** The data follows **

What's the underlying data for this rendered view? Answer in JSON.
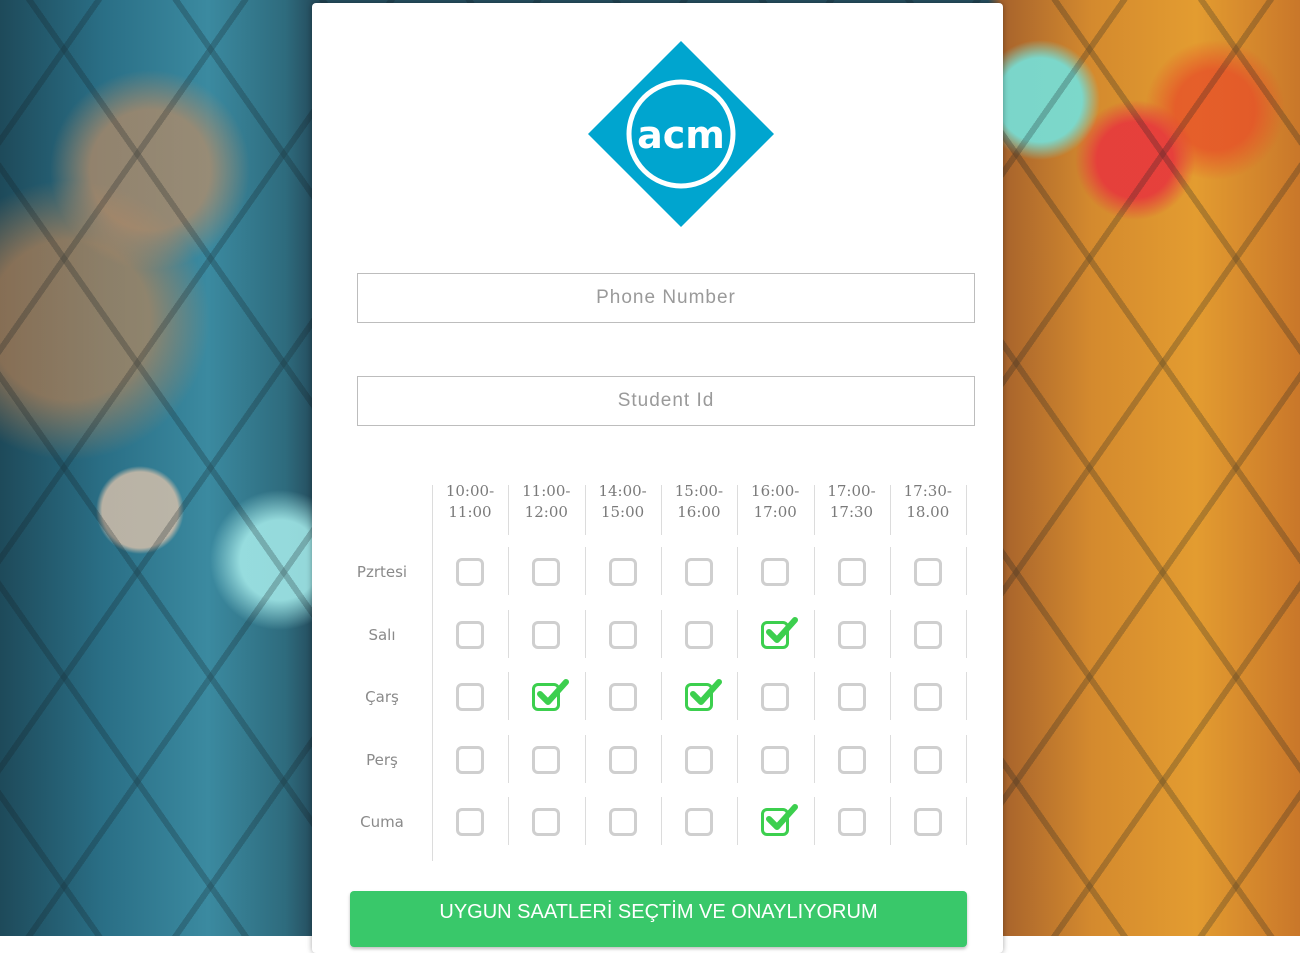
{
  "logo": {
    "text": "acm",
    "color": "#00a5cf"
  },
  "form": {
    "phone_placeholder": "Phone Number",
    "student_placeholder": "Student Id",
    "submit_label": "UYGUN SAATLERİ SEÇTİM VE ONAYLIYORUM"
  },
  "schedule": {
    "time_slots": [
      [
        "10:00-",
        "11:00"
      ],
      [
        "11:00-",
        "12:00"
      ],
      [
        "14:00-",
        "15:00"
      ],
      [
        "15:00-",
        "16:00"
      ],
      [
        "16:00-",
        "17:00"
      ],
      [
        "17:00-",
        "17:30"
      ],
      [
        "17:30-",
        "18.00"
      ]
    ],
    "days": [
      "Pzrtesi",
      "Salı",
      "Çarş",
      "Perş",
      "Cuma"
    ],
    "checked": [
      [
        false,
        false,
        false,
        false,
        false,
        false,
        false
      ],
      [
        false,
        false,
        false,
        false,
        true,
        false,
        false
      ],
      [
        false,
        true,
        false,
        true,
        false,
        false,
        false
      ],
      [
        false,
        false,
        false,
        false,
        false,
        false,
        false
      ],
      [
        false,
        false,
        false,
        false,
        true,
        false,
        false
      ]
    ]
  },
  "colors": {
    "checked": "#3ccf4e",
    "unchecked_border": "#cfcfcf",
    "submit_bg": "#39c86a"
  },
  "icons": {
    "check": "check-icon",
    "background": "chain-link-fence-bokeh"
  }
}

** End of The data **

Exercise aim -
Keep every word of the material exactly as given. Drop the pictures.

Result of the task -
What's the underlying data for this rendered view? Answer in JSON.
{
  "logo": {
    "text": "acm",
    "color": "#00a5cf"
  },
  "form": {
    "phone_placeholder": "Phone Number",
    "student_placeholder": "Student Id",
    "submit_label": "UYGUN SAATLERİ SEÇTİM VE ONAYLIYORUM"
  },
  "schedule": {
    "time_slots": [
      [
        "10:00-",
        "11:00"
      ],
      [
        "11:00-",
        "12:00"
      ],
      [
        "14:00-",
        "15:00"
      ],
      [
        "15:00-",
        "16:00"
      ],
      [
        "16:00-",
        "17:00"
      ],
      [
        "17:00-",
        "17:30"
      ],
      [
        "17:30-",
        "18.00"
      ]
    ],
    "days": [
      "Pzrtesi",
      "Salı",
      "Çarş",
      "Perş",
      "Cuma"
    ],
    "checked": [
      [
        false,
        false,
        false,
        false,
        false,
        false,
        false
      ],
      [
        false,
        false,
        false,
        false,
        true,
        false,
        false
      ],
      [
        false,
        true,
        false,
        true,
        false,
        false,
        false
      ],
      [
        false,
        false,
        false,
        false,
        false,
        false,
        false
      ],
      [
        false,
        false,
        false,
        false,
        true,
        false,
        false
      ]
    ]
  },
  "colors": {
    "checked": "#3ccf4e",
    "unchecked_border": "#cfcfcf",
    "submit_bg": "#39c86a"
  },
  "icons": {
    "check": "check-icon",
    "background": "chain-link-fence-bokeh"
  }
}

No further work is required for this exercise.